SPRINGFIELD, N.J. — This hurts, but it’s not the writhing, seething pain he felt a year ago at St. Andrews, where Jason Day wondered if it was ever going to happen for him in a major championship.
There at the home of golf, Day let an excellent opportunity slip away over the closing holes, missing a playoff by one excruciating shot, the doubts surrounding him growing darker and deeper as he left The Open.
Here, another opportunity presented itself at the PGA Championship, and Day again came up a shot short of a playoff, having to watch from the 18th green at Baltusrol Golf Club as Jimmy Walker holed the winning par putt, defenseless to do anything.
But this loss was different.

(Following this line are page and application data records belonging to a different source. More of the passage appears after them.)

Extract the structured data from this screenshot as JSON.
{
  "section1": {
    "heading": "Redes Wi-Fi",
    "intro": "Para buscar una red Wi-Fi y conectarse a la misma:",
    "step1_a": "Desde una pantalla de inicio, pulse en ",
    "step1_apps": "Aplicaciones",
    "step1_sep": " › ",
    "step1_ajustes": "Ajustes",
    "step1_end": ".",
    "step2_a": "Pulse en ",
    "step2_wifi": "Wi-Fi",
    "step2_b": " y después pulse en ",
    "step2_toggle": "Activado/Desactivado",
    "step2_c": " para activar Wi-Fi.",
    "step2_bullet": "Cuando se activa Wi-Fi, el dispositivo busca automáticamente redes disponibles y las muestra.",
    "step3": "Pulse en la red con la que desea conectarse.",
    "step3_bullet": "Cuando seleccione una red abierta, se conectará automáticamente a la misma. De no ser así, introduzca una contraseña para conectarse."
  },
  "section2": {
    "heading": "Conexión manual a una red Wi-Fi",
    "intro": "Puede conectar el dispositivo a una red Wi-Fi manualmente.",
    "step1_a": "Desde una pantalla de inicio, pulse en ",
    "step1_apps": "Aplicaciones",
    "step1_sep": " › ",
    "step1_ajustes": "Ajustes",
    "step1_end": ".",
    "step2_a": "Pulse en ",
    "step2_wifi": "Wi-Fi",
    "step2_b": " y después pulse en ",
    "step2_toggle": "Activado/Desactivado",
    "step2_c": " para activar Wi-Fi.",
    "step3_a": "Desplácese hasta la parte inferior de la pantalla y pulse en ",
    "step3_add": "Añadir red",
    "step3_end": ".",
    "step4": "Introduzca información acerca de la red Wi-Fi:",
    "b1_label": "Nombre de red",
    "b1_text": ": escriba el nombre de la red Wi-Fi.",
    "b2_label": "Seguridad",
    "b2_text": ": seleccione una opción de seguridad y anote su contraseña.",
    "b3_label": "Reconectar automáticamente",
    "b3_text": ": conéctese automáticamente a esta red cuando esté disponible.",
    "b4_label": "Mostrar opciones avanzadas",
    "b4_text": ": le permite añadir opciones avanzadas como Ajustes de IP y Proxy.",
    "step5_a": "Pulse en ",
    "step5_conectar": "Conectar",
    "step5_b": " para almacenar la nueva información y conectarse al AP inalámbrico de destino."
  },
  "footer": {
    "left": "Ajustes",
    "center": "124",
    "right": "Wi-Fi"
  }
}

But had the situation been normal, Day’s third-round 67 would have put him in a final pairing with Walker, who had his own issues to deal with in trying to win his first major.
“Yes, that would have been nice,” Day said. “It would have been nice to play in the last group with him, just to be able to go back and forth with him, maybe put a little bit more pressure on him, because usually that becomes a match play format, where you’re going back and forth. More mistakes or crucial moments can happen in situations like that.”
Day wasn’t complaining. He understood exactly why it played out as it did. And he was gracious in defeat, waiting beside the green to congratulate Walker and his family.
So Day won’t be losing any sleep.
In fact, he expected to sleep quite well, given the level of exhaustion that came with a grueling final day that ended up being one shot too many.